Task to complete
Examine the records and identify each line that includes the string "value". Copy those lines.

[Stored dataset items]
########################################

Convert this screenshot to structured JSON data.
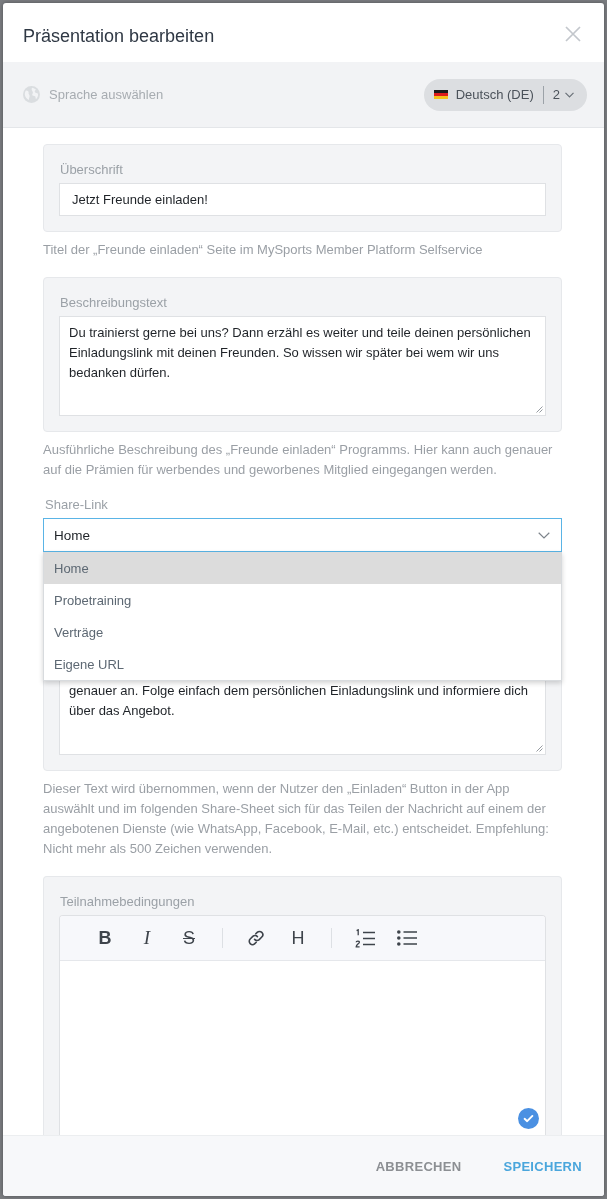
{
  "dialog": {
    "title": "Präsentation bearbeiten"
  },
  "language_bar": {
    "label": "Sprache auswählen",
    "language": "Deutsch (DE)",
    "count": "2"
  },
  "fields": [
    {
      "kind": "input",
      "label": "Überschrift",
      "value": "Jetzt Freunde einladen!",
      "help": "Titel der „Freunde einladen“ Seite im MySports Member Platform Selfservice"
    },
    {
      "kind": "textarea",
      "label": "Beschreibungstext",
      "value": "Du trainierst gerne bei uns? Dann erzähl es weiter und teile deinen persönlichen Einladungslink mit deinen Freunden. So wissen wir später bei wem wir uns bedanken dürfen.",
      "help": "Ausführliche Beschreibung des „Freunde einladen“ Programms. Hier kann auch genauer auf die Prämien für werbendes und geworbenes Mitglied eingegangen werden."
    },
    {
      "kind": "select",
      "label": "Share-Link",
      "value": "Home",
      "expanded": true,
      "options": [
        {
          "label": "Home",
          "selected": true
        },
        {
          "label": "Probetraining",
          "selected": false
        },
        {
          "label": "Verträge",
          "selected": false
        },
        {
          "label": "Eigene URL",
          "selected": false
        }
      ]
    },
    {
      "kind": "textarea",
      "value": "genauer an. Folge einfach dem persönlichen Einladungslink und informiere dich über das Angebot.",
      "help": "Dieser Text wird übernommen, wenn der Nutzer den „Einladen“ Button in der App auswählt und im folgenden Share-Sheet sich für das Teilen der Nachricht auf einem der angebotenen Dienste (wie WhatsApp, Facebook, E-Mail, etc.) entscheidet. Empfehlung: Nicht mehr als 500 Zeichen verwenden."
    },
    {
      "kind": "editor",
      "label": "Teilnahmebedingungen",
      "toolbar": [
        {
          "kind": "bold",
          "glyph": "B"
        },
        {
          "kind": "italic",
          "glyph": "I"
        },
        {
          "kind": "strike",
          "glyph": "S"
        },
        {
          "kind": "separator"
        },
        {
          "kind": "link"
        },
        {
          "kind": "heading",
          "glyph": "H"
        },
        {
          "kind": "separator"
        },
        {
          "kind": "ordered_list"
        },
        {
          "kind": "bullet_list"
        }
      ]
    }
  ],
  "footer": {
    "buttons": [
      {
        "label": "ABBRECHEN",
        "kind": "cancel"
      },
      {
        "label": "SPEICHERN",
        "kind": "save"
      }
    ]
  }
}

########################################

Answer to the exercise
      "value": "Jetzt Freunde einladen!",
      "value": "Du trainierst gerne bei uns? Dann erzähl es weiter und teile deinen persönlichen Einladungslink mit deinen Freunden. So wissen wir später bei wem wir uns bedanken dürfen.",
      "value": "Home",
      "value": "genauer an. Folge einfach dem persönlichen Einladungslink und informiere dich über das Angebot.",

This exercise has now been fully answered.